"You can look at the trailer too."
Fredriksson was still strolling around, but when he saw that Haver had come back, he came closer.
Haver looked at the dead man one last time, turned on his heels, and went toward his car. He was seething with bitterness. No one, especially not Fredriksson, was allowed to say anything! Then he might get furious and blurt out things that he would always regret. It was bad enough that he left his colleague in the lurch.
Before him his father, the burly construction laborer, dropped down without a word, his hand fumbling over his throat, choking to death from a wasp sting.
By leaving he was protecting his father, who was murdered by an insect. He was protecting himself, clenched one hand around his heart, to prevent an inner explosion.
Once at the car he changed his mind, but turned the key in the ignition anyway, put it in gear, and drove off. Fredriksson could do what he wanted, he can ride back with the technicians, he thought shamelessly.
She suddenly remembered the sting. Did he spank her? Shamelessly she had thrust up her buttocks. It was as if his hands were still resting heavily around her hips.
She drew in air, deeply, and breathed out, lowered her gaze and let it rest, carefully turned her head, and sniffed. He had licked her armpit. To start with it felt strange, bordering on unpleasant, but suddenly well-being took over. That was how it started, with his tongue.
"... two blows to the head ... the injuries ..."
Allan Fredriksson's voice in the background broke through her hazy thoughts for a moment and she raised her head and observed her colleague on the other side of the table. He met her eyes and the flow of words ceased for a moment before he continued.
"... the place where the discovery was made is probably identical with the scene of the murder."
Ottosson sniffled and took out a gigantic handkerchief. The violent nose-blowing made Fredriksson look up from his notes.
"Try echinacea," he said.
Ottosson shook his head while he carefully folded up the handkerchief.

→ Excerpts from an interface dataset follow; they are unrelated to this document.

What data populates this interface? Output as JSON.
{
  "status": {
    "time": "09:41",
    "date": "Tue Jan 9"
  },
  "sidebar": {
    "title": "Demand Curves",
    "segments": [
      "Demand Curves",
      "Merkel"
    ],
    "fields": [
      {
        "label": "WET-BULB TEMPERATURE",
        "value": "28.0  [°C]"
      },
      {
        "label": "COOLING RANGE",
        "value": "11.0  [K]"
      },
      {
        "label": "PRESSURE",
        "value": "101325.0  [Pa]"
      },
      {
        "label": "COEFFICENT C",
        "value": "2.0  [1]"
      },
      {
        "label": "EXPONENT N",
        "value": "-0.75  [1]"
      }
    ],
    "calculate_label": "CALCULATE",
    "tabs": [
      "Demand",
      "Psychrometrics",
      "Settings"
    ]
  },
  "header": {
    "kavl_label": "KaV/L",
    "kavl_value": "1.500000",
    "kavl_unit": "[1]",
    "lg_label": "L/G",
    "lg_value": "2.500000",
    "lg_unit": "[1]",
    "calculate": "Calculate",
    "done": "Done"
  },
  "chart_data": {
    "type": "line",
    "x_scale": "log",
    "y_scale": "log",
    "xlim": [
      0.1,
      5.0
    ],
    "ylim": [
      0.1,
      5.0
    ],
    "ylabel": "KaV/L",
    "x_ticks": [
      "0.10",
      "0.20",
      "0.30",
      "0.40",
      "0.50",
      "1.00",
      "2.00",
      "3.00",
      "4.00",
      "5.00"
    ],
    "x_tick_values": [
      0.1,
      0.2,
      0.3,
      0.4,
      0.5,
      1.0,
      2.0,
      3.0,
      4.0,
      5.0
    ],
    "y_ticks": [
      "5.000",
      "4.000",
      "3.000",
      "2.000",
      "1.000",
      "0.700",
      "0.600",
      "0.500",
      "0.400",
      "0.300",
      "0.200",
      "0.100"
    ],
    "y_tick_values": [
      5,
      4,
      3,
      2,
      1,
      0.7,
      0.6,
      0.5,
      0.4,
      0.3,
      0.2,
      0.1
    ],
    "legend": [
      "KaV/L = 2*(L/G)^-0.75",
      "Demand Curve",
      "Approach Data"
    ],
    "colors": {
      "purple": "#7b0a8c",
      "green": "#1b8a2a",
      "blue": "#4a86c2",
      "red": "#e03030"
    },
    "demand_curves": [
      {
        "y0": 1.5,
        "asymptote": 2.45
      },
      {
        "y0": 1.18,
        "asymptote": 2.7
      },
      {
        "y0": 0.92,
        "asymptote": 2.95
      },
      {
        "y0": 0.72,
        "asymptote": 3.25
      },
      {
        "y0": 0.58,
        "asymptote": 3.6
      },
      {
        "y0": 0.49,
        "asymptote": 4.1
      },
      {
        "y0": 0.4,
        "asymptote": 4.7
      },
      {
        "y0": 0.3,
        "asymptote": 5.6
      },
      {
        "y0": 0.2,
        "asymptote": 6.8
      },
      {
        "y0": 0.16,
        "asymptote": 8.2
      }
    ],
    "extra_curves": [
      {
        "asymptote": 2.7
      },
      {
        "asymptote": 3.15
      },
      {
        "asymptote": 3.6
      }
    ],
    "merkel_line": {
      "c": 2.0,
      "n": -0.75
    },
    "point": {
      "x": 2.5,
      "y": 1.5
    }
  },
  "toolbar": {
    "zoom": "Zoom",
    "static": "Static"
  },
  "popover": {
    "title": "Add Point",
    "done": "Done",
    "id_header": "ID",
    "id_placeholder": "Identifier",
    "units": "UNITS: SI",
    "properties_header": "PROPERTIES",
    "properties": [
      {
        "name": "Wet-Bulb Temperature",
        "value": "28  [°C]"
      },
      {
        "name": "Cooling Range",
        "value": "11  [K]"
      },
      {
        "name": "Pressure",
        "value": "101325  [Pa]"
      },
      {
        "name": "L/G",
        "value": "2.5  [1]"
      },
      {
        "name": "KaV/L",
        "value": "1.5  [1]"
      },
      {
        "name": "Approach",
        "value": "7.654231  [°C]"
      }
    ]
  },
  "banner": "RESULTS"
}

"Rövballar." Why had he used that dialect word? Was he from Skåne? Probably not. She seemed to recall him saying disparaging things about people from Skåne, that they were provincial and lethargic, which no one could accuse Anders Brant of.
Anders was smart. She realized that right away, and he quickly understood connections. But now it was his penis she was thinking about. Smart or not, he was the most all-around best lover she had encountered. He made her feel beautiful and desirable. He saw lines in her body like no one before. I'm over forty, she protested, but he just smiled, and caressed her across her back and down over the rounding of her rear. "Dead man's curve," he said, letting his hand continue toward her womb and she had lightheartedly parted her legs, but his hand made its way across her thigh toward the hollow of her knee.
He was slow but sometimes heated as well, and he sometimes talked about Tantric sex, which she'd never heard of. Always attentive to her mood and desires, he was, in short, a "keeper" as Görel would put it.